Since that first week, socialization has proceeded with few set-backs. Charlie and Bob play at least twice a day now. And sometimes they even sleep on the same bed together! (I haven't yet seen them cuddle--at least not around me.)
Solving the food crisis took longer.
As mentioned above, I am not an advocate of separating members of a household. I also agree with Cesar that meal time is a great way to increase socialization (in fact, I think this is mammal behavior, not simply pet behavior; all mammals, including humans, treat eating together as the ultimate bonding ritual).
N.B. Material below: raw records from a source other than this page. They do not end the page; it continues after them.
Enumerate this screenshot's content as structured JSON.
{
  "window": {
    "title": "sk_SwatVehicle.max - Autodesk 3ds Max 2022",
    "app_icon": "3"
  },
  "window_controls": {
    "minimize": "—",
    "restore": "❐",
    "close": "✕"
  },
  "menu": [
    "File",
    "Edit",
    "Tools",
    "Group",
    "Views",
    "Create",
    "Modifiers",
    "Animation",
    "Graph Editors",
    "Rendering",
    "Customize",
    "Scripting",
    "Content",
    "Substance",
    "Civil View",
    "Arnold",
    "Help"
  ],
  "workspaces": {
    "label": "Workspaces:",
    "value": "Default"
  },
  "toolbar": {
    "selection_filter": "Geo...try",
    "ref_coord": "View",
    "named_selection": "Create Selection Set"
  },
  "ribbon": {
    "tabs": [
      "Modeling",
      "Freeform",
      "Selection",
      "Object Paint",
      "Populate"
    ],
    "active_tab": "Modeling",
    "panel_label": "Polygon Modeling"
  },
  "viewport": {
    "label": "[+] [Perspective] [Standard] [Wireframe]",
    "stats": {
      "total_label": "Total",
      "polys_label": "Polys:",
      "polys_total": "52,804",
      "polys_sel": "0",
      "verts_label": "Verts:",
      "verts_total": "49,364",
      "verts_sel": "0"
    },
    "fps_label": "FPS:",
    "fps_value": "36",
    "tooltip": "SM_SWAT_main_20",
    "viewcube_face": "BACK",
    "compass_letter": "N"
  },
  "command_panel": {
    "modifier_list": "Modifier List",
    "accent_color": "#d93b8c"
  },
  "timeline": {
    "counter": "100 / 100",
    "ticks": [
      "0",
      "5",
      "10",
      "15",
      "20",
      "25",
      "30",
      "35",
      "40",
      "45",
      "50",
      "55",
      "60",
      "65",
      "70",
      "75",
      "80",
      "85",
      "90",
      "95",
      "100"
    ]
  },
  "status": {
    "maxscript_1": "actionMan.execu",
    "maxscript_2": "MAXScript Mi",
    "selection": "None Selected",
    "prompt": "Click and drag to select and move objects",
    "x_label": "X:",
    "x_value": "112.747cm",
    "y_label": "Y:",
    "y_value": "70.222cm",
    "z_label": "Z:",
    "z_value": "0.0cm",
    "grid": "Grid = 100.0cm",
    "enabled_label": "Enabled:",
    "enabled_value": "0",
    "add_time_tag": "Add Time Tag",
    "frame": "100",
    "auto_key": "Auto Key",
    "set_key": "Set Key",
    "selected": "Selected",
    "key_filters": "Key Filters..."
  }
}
However, I was concerned that Bob's finickiness about eating near Charlie would aggravate his nervous bladder. Bob's nervous bladder required a costly intervention when he was 1 years old. Luckily, none of his issues in this area have recurred. Still, me and my bank account suffered some qualms when Bob refused to sup near Charlie the first two days.
Bob's subsequent attitude regarding meal times can best be summed up in the line from Frasier: "Dogs are weird."
Or, in this case, "Cats are weird."
I calculated that the best solution would be to have Bob eat on a higher surface, one that Charlie currently shows no interest in negotiating.
So I caved and tried the eat-in-another-room scenario.
He wouldn't do that either.
Ultimately, not being able to SEE Charlie while he ate caused Bob far more frustration than seeing her while trying to eat.
They now eat in the kitchen at the same time, so the problem is more or less solved. Yet Bob's behavior continues to mystify me, especially since he won't fight for his food. He won't even hiss at Charlie over it.
|Aurora and Bob waiting to be served. The hat and horn|
|were added to the image. No cat is THAT tolerant!|
My hope, of course, is to train Charlie to eat from her plate and no one else's. I monitor meal times (due to Bob's medical issues, I instituted specific meal times rather than leaving out food all the time; I far prefer the specific meal times!). Over a five-minute period, I will remove Charlie from Bob's plate six or seven times. She changes bowls even when hers is still full--his is SO much more interesting! When she finishes eating from her bowl, I let her play with the kitchen light string until Bob is done.
Kittens are trainable! But as experts point out, they react to the type of training that other cats would give them. There are kittens who can be trained to do dog and humans things like retrieve balls, etc. But in general, "This is NOT your food" and "NO BITE" are the most likely rules to prove successful.